Ideas + Innovators is an interview series by Amy Kirschner designed to get to know the thinkers and doers who are leading the way to a resilient and positive future. People from around the world connect their thoughts and projects to Vermont and locals use their practice and wisdom to imagine how what we are doing here could have widespread impact. We also get to know the people of our tribe a little better along the way.
Samantha Slade is Co-founder of social enterprise percolab, based in Montreal and dedicated to developing our collective capacity to work in complexity, with diversity, for common good. percolab helps organizations and multi-stakeholder initiatives thrive in more participatory, adaptive and creative ways.
Samantha also co-founded the co-working co-operative Ecto, a next-generation “office as platform” for percolab and a community of professionals from a whole range of fields. Samantha is an active practitioner and steward for the international Art of Hosting community, engaged in hosting and harvesting conversations that matter. Samantha also has a geeky side, designing and developing online systems.
Her background is in anthropology and education – a former teacher, education consultant and research and development advisor, today she is committed to active and self-organizing learning practices. Samantha co-piloted Québec’s first social entrepreneurship training with a funky learning model. Find her on Twitter.
Which young person gives you hope for the future?

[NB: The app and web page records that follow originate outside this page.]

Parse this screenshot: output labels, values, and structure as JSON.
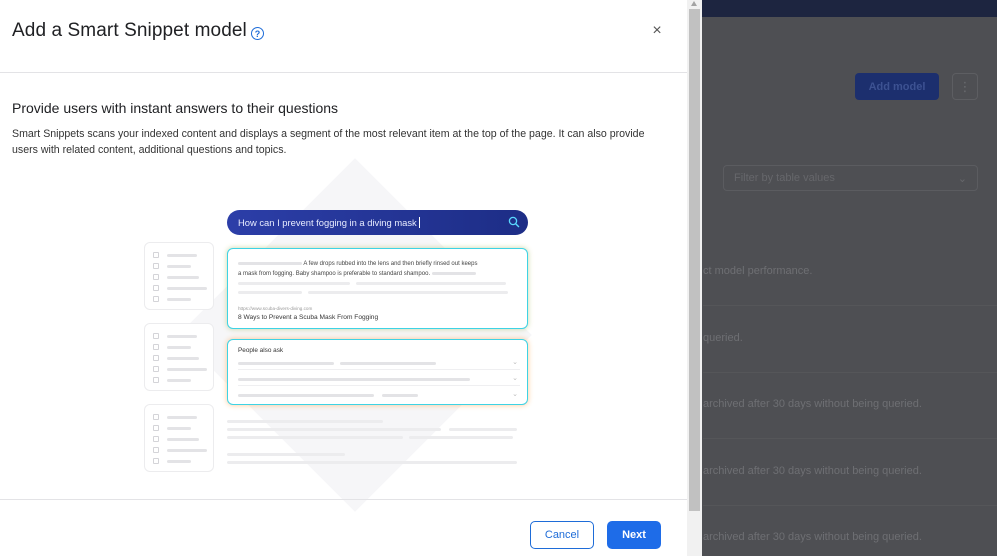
{
  "background": {
    "add_model_label": "Add model",
    "kebab_label": "⋮",
    "filter_placeholder": "Filter by table values",
    "rows": [
      "ct model performance.",
      "queried.",
      "archived after 30 days without being queried.",
      "archived after 30 days without being queried.",
      "archived after 30 days without being queried."
    ]
  },
  "modal": {
    "title": "Add a Smart Snippet model",
    "help_icon": "?",
    "close_icon": "×",
    "heading": "Provide users with instant answers to their questions",
    "description": "Smart Snippets scans your indexed content and displays a segment of the most relevant item at the top of the page. It can also provide users with related content, additional questions and topics.",
    "cancel_label": "Cancel",
    "next_label": "Next"
  },
  "illustration": {
    "search_query": "How can I prevent fogging in a diving mask",
    "answer_text_1": "A few drops rubbed into the lens and then briefly rinsed out keeps",
    "answer_text_2": "a mask from fogging. Baby shampoo is preferable to standard shampoo.",
    "answer_url": "https://www.scuba-divers-diving.com",
    "answer_link": "8 Ways to Prevent a Scuba Mask From Fogging",
    "people_also_ask": "People also ask"
  },
  "colors": {
    "primary": "#1e6ce8",
    "search_bar": "#2c3ea8",
    "card_border": "#3ed3e5"
  }
}
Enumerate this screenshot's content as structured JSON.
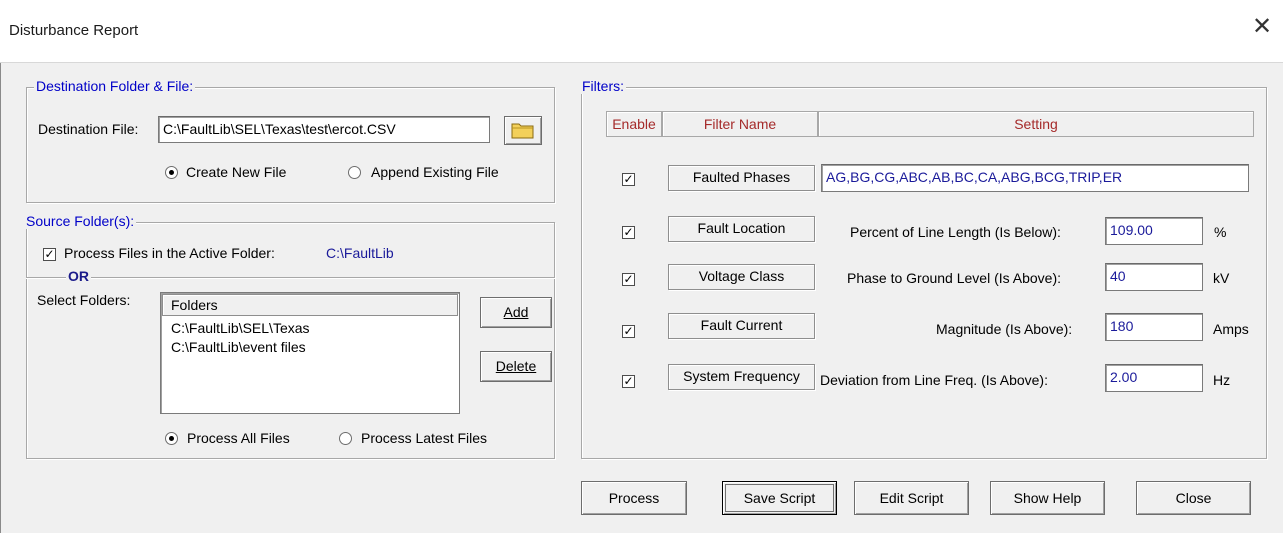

There are so many! All of the interns have been so inspiring for me and each helps me to learn. Lucas Juhel is a graduate from the radical pedagogy Team Academy program (imported from Finland into France) and his capacity of self-awareness, collaboration, creativity is a source of surprise and delight. At his young age, he is free from a a paradigm of disempowerment that is so embedded in so many ways in ourselves and our world.
How has your definition of work changed?
Work and life used to be separate and slowly with time, it all became one and the same. Life is a big playground in which to practice becoming a better human and work offers such fabulous opportunities to practice. It’s all about being in learning and inquiry.
What are you currently learning?
I have been going deeper into inquiry about the commons and commoning. It’s such an ancient practice and so simple and yet not. It’s a new set of glasses that gives me new perspective on the world, and helps make sense of so much, but at the same time calls into question so many of my assumptions and so much of what I take for granted. The commons provokes me on my role and responsibilities in enabling and protecting commons and developing our capacity to work together inclusively (including the most hardened individualists).
- Define the commons (1 min.)
- Link between Art of Hosting and the commons (7 min.)
- Reflections on Art of Hosting and commoning (23 min.)
Who are some of the greatest thinkers of your generation?
Two men whom inspire me for their wicked clarity, deep humility and tireless work : Toke Moeller co-founder of the Art of Hosting and Harvesting conversations that matter and Michel Bauwens of the Commons Strategy group (CSG) and P2P foundation. Both work in great complexity and connect current challenges of our world with ancient wisdom, historical patterns and sustainable practices – opening paths for a future that makes more sense.
Which project do you think deserves a lot more attention than it’s getting?
Next generation learning initiatives that are bold pedagogical models of learning and working collectively and in real action. Tiimiakatemia grew out of Finland 20 years ago and has fine tuned a radical model that works well beyond so many similar programs. It is showing the way for completely new approaches to learning.
What is the most important thing that most people don’t know?
Two things come to mind.
Planning (and overplanning) is not human nature – we are designed to function in a much more flowing and adaptable way. Functioning in a more organic fashion and prototype culture (ie. lighter, not anarchic) is not only more efficient (really) but it is also more enjoyable. We are the only ones stopping ourselves.
Curiosity is the wellspring of staying young, resolving conflict, good business and daily joy.
What is your Vermont connection?
Vermont is a hop and a skip away from Québec. This summer I put in a canoe at White River Junction and spent 3 days canoeing down the Connecticut river and then meandered around the state for a week.
I love that Vermont State Parks designed their own online system (daring to break from Reserve Amercia) and offer a model of what a better online park system could be.
Kudos to Vermont based company King Arthur Flour. I love how a bread baking campus can be so successful and a model of employee-owned business practice.
And that Vermont trust! Picking blueberries where you pick where you want, what you want and then you calculate the total cost and deposit the money (or check) in a little box. That’s the way it used to be.
Can ideas that work in the big city work in Vermont?
I believe in the pollination of ideas from urban to rural, rural to urban and across borders. If we can focus on the patterns that take a particular form in response to their context then we can be in powerful learning and lovely creativity around our shared problems.
Thank you, Samantha!
I met Samantha earlier this year at a Thrivable Investing workshop in Montreal. I was lucky enough to randomly have lunch with her and have a great conversation learning more about her work. I was inspired by the portfolio of work she had created through percolab, ecto, and other projects that came up during the two days. She also saved me 2 hours by navigating me around a big traffic jam on the Champlain Bridge on my way home from the workshop for which I still grateful!
Social Entrepreneurs and Vermonters: you can follow her on twitter.